1 Intermountain hospital's path to reducing CLABSIs by 46%

Between November 2022 and October 2023, an Intermountain Health hospital prevented 38 central line-associated bloodstream infections, equal to reducing incidences by 46%, according to Heidi Wald, MD. 

Three factors contributed to the success at Wheat Ridge, Colo.-based Lutheran Medical Center: a playbook for maintaining catheters, a formal process for central reporting and an adaptive module sent to nursing staff. 

Before these plans to prevent CLABSI rates were cemented, "we saw deterioration in our performance across the organization," Dr. Wald told Becker's. "This was incredibly concerning. Getting that back under control so that we were delivering safe care reliably was incredibly important to us."

Dr. Wald is Intermountain's chief quality and safety officer. She assumed the position in August 2022 after serving in the same role at SCL Health, with which Intermountain merged in 2022. 

At Lutheran Medical Center, there were six CLABSIs between 2018 and 2019, 13 between 2019 and 2020, zero between May 2020 and May 2021, two in June 2021 and one as of October 2023. 

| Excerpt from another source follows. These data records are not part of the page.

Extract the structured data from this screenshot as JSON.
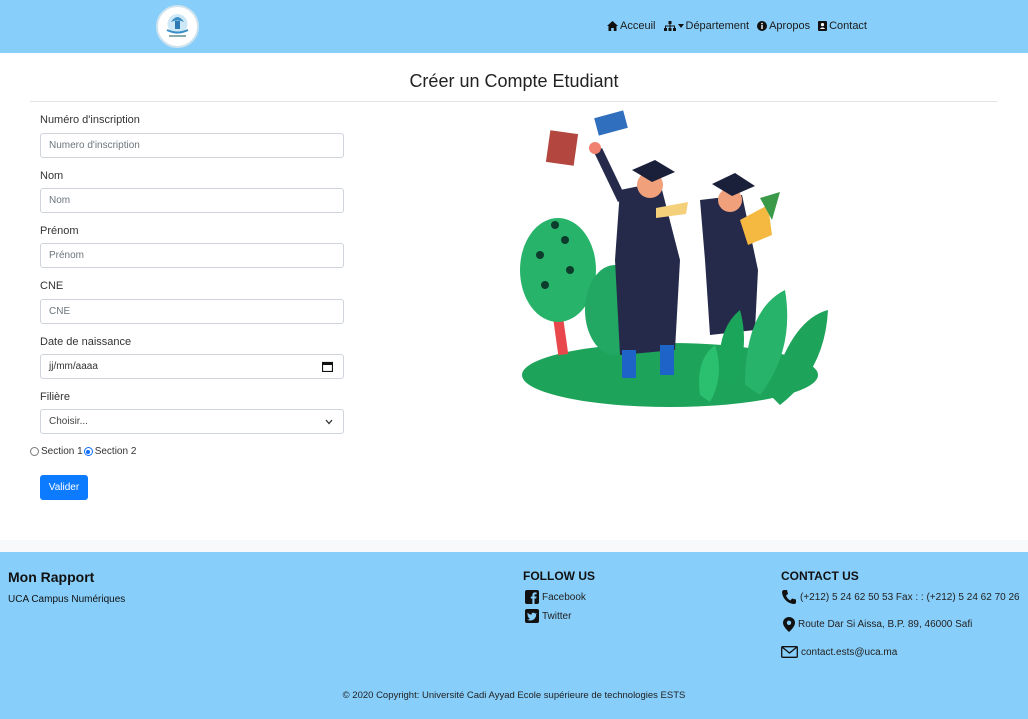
{
  "nav": {
    "items": [
      {
        "label": "Acceuil",
        "icon": "home-icon"
      },
      {
        "label": "Département",
        "icon": "sitemap-icon"
      },
      {
        "label": "Apropos",
        "icon": "info-icon"
      },
      {
        "label": "Contact",
        "icon": "contact-card-icon"
      }
    ]
  },
  "page": {
    "title": "Créer un Compte Etudiant"
  },
  "form": {
    "numero": {
      "label": "Numéro d'inscription",
      "placeholder": "Numero d'inscription"
    },
    "nom": {
      "label": "Nom",
      "placeholder": "Nom"
    },
    "prenom": {
      "label": "Prénom",
      "placeholder": "Prénom"
    },
    "cne": {
      "label": "CNE",
      "placeholder": "CNE"
    },
    "date": {
      "label": "Date de naissance",
      "value": "jj/mm/aaaa"
    },
    "filiere": {
      "label": "Filière",
      "value": "Choisir..."
    },
    "sections": [
      {
        "label": "Section 1",
        "checked": false
      },
      {
        "label": "Section 2",
        "checked": true
      }
    ],
    "submit": "Valider"
  },
  "footer": {
    "brand": "Mon Rapport",
    "brand_sub": "UCA Campus Numériques",
    "follow_title": "FOLLOW US",
    "facebook": "Facebook",
    "twitter": "Twitter",
    "contact_title": "CONTACT US",
    "phone": "(+212) 5 24 62 50 53 Fax : : (+212) 5 24 62 70 26",
    "address": "Route Dar Si Aissa, B.P. 89, 46000 Safi",
    "email": "contact.ests@uca.ma",
    "copyright": "© 2020 Copyright: Université Cadi Ayyad Ecole supérieure de technologies ESTS"
  },
  "colors": {
    "navbar": "#87cefa",
    "footer": "#87cefa",
    "button": "#0d7bff"
  }
}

The turnaround is partly thanks to the infection prevention team making a playbook for before and during insertion of a catheter, and maintenance afterward. Compliance with best practices improved from 25% to 75% within five months, Dr. Wald said.

A module that offers CLABSI scenarios with multiple choice questions helped reinforce the playbook. The employee selects their answer and records their confidence level with each situation. If a confident mistake is made, the module adapts to reinforce the correct answer by adding similar questions later in the review. 

"The interesting challenge as an educator is to flip somebody who's confident but wrong to select the right answer going forward," Dr. Wald said. "If you're wrong but you're not confident, fine, right? You're gonna be open to learning. But if you're wrong and you're confident, that's harder."

Based on the user's answers and knowledge, the module can take between 20 minutes and 40 minutes. The technology also tracks who might need a refresher course a few weeks later. 

Lutheran Medical Center is Intermountain's pilot hospital for the effort, and the Salt Lake City-based system is rolling out the module at the eight hospitals formerly part of SCL Health, which Intermountain calls its Peaks Region. 

Another feature of the module is heat mapping. For example, the medical-surgical team or new hires might consistently fail at questions about the insertion of a catheter, highlighting a need for educating those team members. 

Intermountain plans to launch the module at its 24 other hospitals, and it is working on similar endeavors for catheter-associated urinary tract infections, sepsis, falls and pressure injury interventions.

Copyright © 2024 Becker's Healthcare. All Rights Reserved. Privacy Policy. Cookie Policy. Linking and Reprinting Policy.


Featured Whitepapers

Featured Webinars